> Problem statement
Filter the listing below, keeping every line that holds "name".

> Data supplied
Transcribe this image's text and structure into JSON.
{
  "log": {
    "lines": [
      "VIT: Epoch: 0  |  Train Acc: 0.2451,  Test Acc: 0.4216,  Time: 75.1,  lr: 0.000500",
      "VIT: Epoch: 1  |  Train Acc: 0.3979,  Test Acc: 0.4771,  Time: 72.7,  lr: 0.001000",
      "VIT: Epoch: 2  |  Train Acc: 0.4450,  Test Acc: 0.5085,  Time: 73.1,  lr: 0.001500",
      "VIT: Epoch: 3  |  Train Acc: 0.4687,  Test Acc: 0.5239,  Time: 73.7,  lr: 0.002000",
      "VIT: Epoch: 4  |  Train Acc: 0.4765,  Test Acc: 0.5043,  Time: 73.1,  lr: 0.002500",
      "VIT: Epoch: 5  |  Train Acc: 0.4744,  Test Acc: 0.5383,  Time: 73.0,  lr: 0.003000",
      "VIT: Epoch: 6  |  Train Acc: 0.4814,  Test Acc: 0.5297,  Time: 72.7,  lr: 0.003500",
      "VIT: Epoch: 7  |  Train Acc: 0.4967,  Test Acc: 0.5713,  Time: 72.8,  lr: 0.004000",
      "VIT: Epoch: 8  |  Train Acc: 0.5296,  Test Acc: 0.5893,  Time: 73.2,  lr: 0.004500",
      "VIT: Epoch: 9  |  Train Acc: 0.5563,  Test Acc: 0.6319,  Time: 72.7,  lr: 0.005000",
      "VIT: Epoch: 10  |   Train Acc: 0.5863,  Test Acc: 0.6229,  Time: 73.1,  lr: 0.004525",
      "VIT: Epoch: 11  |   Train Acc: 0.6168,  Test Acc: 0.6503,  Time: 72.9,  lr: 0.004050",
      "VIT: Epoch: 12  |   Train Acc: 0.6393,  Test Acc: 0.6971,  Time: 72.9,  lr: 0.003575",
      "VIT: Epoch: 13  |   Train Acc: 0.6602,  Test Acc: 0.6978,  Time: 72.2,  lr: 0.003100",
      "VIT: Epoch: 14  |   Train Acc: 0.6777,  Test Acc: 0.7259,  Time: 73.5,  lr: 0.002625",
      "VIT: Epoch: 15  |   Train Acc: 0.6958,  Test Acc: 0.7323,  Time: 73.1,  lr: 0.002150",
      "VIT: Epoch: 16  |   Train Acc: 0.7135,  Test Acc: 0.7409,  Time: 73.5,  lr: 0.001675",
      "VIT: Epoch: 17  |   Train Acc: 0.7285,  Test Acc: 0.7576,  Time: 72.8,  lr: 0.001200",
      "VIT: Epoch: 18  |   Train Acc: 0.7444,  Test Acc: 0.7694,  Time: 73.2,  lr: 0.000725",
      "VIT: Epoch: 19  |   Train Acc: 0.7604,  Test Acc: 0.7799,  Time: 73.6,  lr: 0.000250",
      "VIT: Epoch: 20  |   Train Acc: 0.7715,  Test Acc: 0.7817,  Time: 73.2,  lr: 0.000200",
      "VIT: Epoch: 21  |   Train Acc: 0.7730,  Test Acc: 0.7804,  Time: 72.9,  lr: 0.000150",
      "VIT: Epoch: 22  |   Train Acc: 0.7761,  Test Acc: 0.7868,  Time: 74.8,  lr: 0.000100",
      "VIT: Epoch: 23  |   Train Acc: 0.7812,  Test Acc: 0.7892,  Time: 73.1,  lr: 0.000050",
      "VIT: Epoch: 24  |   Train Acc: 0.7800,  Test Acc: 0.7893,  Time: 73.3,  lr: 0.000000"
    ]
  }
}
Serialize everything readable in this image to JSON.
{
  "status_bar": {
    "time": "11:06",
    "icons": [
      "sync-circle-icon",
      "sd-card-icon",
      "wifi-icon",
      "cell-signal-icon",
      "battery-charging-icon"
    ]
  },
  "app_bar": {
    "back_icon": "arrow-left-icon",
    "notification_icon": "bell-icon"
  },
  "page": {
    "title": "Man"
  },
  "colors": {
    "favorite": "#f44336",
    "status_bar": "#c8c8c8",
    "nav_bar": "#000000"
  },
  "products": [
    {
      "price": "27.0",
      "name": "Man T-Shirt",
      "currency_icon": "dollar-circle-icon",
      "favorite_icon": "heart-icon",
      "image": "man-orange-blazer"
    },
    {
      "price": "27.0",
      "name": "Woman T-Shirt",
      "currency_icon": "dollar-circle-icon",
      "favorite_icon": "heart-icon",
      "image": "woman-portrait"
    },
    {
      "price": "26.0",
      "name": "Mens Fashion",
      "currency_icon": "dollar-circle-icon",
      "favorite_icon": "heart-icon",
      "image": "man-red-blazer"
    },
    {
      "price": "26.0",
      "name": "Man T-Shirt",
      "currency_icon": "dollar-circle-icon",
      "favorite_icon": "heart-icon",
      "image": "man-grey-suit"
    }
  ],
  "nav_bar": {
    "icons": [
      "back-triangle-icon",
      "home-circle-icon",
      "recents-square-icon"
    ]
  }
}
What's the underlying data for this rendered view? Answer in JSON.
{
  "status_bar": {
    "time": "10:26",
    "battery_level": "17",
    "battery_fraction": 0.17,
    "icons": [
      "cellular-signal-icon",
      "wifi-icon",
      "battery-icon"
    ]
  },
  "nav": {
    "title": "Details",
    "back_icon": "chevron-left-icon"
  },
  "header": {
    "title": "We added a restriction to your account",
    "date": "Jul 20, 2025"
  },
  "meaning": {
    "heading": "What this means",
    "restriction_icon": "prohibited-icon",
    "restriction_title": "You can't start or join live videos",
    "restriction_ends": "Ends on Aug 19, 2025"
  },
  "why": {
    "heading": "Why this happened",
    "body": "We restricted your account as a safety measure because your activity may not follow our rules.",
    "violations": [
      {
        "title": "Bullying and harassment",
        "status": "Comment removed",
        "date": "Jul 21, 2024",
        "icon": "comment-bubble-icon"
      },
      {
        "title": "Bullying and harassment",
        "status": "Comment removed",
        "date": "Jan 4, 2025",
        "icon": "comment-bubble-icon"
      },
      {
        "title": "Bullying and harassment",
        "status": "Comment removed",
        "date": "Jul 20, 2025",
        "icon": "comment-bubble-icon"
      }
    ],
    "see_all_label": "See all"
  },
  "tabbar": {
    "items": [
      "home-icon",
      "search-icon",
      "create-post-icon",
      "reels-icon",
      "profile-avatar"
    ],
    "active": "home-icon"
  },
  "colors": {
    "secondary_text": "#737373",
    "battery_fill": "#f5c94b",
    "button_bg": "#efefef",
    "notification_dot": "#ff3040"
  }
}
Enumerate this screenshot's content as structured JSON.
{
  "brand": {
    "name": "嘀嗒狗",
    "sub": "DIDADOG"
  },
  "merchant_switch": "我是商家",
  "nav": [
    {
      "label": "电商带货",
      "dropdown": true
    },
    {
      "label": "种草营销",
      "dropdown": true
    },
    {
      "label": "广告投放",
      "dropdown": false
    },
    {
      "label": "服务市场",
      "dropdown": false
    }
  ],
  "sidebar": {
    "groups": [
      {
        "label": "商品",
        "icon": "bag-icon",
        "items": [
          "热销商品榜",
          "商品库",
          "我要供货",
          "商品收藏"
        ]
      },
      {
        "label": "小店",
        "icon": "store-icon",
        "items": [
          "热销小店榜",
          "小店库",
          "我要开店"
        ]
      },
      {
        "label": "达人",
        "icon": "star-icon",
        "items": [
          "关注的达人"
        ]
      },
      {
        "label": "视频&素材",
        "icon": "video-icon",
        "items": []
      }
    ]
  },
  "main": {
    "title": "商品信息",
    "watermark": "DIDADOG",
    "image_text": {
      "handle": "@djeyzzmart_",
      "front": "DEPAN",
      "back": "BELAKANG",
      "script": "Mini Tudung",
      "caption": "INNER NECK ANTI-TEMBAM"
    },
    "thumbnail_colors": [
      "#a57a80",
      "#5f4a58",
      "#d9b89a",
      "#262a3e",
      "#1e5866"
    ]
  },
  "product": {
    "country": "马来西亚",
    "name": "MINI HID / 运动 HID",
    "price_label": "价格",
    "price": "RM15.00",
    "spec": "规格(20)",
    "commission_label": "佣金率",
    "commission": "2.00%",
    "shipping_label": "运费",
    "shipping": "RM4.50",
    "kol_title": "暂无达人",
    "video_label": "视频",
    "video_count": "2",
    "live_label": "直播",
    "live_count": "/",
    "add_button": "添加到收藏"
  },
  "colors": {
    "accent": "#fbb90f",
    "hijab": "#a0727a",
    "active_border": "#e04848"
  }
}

> Solution to the exercise
      "name": "Man T-Shirt",
      "name": "Woman T-Shirt",
      "name": "Mens Fashion",
      "name": "Man T-Shirt",
    "name": "嘀嗒狗",
    "name": "MINI HID / 运动 HID",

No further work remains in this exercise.